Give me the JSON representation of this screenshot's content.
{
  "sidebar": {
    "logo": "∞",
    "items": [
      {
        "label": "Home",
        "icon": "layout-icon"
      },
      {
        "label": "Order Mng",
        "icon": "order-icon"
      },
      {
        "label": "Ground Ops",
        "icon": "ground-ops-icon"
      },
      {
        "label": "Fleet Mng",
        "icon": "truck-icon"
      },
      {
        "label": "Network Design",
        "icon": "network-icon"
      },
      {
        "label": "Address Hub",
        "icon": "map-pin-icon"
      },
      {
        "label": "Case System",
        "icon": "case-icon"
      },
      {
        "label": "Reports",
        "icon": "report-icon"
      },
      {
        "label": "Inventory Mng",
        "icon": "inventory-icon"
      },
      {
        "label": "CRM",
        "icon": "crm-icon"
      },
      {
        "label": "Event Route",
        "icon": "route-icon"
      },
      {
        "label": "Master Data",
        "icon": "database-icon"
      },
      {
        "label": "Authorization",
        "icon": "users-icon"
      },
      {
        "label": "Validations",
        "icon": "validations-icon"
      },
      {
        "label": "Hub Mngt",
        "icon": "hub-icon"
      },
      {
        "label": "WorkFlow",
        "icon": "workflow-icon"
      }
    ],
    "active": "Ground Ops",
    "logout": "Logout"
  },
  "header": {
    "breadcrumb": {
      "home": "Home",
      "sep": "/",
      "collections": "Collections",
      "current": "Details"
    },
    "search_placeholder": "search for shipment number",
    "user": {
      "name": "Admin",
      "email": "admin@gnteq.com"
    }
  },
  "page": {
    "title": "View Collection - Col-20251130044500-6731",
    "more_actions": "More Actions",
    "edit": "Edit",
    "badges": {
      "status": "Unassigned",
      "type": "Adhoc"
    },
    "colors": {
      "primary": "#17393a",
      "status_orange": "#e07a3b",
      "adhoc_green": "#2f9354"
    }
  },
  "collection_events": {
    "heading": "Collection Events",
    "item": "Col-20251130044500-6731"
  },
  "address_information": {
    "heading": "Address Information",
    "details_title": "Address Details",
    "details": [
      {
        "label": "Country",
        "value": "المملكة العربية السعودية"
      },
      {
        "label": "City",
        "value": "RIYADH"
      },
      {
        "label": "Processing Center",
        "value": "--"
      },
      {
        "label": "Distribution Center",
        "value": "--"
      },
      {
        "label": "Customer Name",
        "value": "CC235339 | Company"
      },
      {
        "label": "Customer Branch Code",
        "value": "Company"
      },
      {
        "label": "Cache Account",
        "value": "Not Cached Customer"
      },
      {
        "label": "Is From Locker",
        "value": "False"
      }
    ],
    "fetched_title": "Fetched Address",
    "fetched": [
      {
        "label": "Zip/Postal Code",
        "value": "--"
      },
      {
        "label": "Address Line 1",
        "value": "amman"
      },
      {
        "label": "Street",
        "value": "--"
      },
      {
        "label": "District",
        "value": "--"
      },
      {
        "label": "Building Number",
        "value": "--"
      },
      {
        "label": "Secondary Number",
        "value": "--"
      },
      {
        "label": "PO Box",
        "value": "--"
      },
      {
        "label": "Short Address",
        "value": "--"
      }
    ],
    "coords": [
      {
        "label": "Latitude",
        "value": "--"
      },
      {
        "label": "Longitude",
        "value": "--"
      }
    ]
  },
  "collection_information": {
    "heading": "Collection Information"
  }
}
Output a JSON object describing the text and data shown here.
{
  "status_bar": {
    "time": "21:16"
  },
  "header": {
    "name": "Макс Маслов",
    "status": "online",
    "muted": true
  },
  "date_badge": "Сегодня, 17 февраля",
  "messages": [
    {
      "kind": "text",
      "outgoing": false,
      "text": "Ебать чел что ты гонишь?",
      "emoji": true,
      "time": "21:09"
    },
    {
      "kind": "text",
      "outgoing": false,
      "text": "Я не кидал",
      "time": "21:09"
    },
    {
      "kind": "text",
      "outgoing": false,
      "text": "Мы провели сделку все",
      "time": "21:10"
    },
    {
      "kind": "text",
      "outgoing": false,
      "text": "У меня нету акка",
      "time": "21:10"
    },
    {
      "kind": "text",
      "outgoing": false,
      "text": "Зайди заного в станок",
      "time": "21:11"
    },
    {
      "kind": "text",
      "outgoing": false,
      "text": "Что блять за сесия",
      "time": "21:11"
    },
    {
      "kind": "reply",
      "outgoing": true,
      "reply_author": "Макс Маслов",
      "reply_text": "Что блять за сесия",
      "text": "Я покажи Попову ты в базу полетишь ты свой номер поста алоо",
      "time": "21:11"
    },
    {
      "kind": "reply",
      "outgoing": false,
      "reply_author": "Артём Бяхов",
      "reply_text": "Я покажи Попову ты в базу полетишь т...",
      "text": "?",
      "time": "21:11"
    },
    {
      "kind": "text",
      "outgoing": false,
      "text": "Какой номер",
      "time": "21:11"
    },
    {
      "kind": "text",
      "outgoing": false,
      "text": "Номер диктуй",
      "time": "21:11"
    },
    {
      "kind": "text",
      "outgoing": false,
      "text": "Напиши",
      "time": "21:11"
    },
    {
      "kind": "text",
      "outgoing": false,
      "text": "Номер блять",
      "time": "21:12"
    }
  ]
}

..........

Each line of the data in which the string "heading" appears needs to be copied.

Answer area:
    "heading": "Collection Events",
    "heading": "Address Information",
    "heading": "Collection Information"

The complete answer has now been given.